**Brief**.
Retype the records below exactly as they appear.

**Supplied data**.
*** Block opens ***
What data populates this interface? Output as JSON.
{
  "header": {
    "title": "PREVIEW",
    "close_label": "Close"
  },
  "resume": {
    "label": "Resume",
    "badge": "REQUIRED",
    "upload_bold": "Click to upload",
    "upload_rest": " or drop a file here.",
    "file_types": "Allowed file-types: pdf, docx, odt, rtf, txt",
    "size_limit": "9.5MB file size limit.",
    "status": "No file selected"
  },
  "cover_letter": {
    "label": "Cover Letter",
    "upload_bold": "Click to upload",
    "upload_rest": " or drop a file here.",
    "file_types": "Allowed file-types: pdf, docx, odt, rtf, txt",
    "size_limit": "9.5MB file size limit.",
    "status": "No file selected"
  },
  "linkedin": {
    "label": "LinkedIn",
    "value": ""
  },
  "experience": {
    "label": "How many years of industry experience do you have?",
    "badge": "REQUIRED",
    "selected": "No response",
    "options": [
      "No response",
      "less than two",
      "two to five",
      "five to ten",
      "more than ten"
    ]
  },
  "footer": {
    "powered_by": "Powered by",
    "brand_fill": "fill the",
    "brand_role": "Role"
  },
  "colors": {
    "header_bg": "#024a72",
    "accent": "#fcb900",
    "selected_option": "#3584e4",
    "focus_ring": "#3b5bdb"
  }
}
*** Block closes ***
**Task answer**.
What data populates this interface? Output as JSON.
{
  "header": {
    "title": "PREVIEW",
    "close_label": "Close"
  },
  "resume": {
    "label": "Resume",
    "badge": "REQUIRED",
    "upload_bold": "Click to upload",
    "upload_rest": " or drop a file here.",
    "file_types": "Allowed file-types: pdf, docx, odt, rtf, txt",
    "size_limit": "9.5MB file size limit.",
    "status": "No file selected"
  },
  "cover_letter": {
    "label": "Cover Letter",
    "upload_bold": "Click to upload",
    "upload_rest": " or drop a file here.",
    "file_types": "Allowed file-types: pdf, docx, odt, rtf, txt",
    "size_limit": "9.5MB file size limit.",
    "status": "No file selected"
  },
  "linkedin": {
    "label": "LinkedIn",
    "value": ""
  },
  "experience": {
    "label": "How many years of industry experience do you have?",
    "badge": "REQUIRED",
    "selected": "No response",
    "options": [
      "No response",
      "less than two",
      "two to five",
      "five to ten",
      "more than ten"
    ]
  },
  "footer": {
    "powered_by": "Powered by",
    "brand_fill": "fill the",
    "brand_role": "Role"
  },
  "colors": {
    "header_bg": "#024a72",
    "accent": "#fcb900",
    "selected_option": "#3584e4",
    "focus_ring": "#3b5bdb"
  }
}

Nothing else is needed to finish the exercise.